▶ The task:
Reproduce all lines of the listing below in which the word "symbol" occurs.

▶ Excerpted records:

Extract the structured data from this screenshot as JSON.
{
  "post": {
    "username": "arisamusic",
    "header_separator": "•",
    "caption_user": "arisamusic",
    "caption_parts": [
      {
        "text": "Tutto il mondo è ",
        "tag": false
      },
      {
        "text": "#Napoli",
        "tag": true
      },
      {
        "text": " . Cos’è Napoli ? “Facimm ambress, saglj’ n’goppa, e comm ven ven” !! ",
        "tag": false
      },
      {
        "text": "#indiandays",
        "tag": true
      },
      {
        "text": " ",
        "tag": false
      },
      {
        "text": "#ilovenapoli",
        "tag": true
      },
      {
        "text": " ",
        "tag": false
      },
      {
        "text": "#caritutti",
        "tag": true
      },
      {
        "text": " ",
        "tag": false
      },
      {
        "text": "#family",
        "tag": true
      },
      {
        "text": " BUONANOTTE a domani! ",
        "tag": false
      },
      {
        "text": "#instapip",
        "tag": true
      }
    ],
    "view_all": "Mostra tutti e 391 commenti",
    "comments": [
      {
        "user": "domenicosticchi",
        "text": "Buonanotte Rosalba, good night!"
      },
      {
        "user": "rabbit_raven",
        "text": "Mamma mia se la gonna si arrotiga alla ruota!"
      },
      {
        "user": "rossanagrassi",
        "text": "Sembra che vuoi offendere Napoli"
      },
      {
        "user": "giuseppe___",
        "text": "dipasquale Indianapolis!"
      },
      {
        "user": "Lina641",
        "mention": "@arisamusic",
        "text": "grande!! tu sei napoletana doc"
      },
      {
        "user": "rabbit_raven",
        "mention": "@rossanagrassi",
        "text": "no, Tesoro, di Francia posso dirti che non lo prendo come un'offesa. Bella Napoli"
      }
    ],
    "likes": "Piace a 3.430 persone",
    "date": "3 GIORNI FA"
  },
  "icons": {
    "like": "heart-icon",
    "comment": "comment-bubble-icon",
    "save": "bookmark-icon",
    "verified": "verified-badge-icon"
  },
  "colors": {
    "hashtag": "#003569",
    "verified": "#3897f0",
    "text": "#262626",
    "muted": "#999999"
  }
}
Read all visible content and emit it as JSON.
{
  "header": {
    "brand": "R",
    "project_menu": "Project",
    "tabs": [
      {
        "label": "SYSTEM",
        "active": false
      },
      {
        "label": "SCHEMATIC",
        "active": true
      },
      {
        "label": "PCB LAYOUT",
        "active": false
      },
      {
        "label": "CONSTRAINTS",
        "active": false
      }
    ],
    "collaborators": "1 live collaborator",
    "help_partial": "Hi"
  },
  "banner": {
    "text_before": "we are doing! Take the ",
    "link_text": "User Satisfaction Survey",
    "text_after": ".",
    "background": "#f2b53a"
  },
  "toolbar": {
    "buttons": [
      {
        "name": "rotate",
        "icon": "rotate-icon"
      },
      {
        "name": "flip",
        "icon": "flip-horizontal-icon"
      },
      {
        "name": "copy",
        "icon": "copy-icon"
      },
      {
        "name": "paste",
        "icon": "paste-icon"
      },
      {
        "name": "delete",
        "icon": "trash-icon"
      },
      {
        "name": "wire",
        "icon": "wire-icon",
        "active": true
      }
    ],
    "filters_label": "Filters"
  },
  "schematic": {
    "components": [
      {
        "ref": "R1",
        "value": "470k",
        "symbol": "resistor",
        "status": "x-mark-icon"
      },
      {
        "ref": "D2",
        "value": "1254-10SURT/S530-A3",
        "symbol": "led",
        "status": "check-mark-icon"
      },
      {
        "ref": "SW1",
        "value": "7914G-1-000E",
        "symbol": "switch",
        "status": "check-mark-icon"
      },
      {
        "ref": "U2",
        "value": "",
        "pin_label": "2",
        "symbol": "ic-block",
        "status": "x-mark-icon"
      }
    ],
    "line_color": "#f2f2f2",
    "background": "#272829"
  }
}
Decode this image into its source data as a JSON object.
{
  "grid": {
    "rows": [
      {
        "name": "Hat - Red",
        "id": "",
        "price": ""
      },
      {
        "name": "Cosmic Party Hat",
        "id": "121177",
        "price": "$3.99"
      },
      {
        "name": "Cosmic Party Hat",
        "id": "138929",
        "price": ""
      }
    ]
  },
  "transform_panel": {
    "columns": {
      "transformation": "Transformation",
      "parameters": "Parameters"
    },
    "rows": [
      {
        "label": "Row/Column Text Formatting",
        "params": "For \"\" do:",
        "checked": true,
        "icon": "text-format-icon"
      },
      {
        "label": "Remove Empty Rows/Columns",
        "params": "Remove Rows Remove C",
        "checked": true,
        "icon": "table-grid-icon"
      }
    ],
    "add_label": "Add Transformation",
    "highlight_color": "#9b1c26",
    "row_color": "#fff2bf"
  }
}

▶ Result for this task:
        "symbol": "resistor",
        "symbol": "led",
        "symbol": "switch",
        "symbol": "ic-block",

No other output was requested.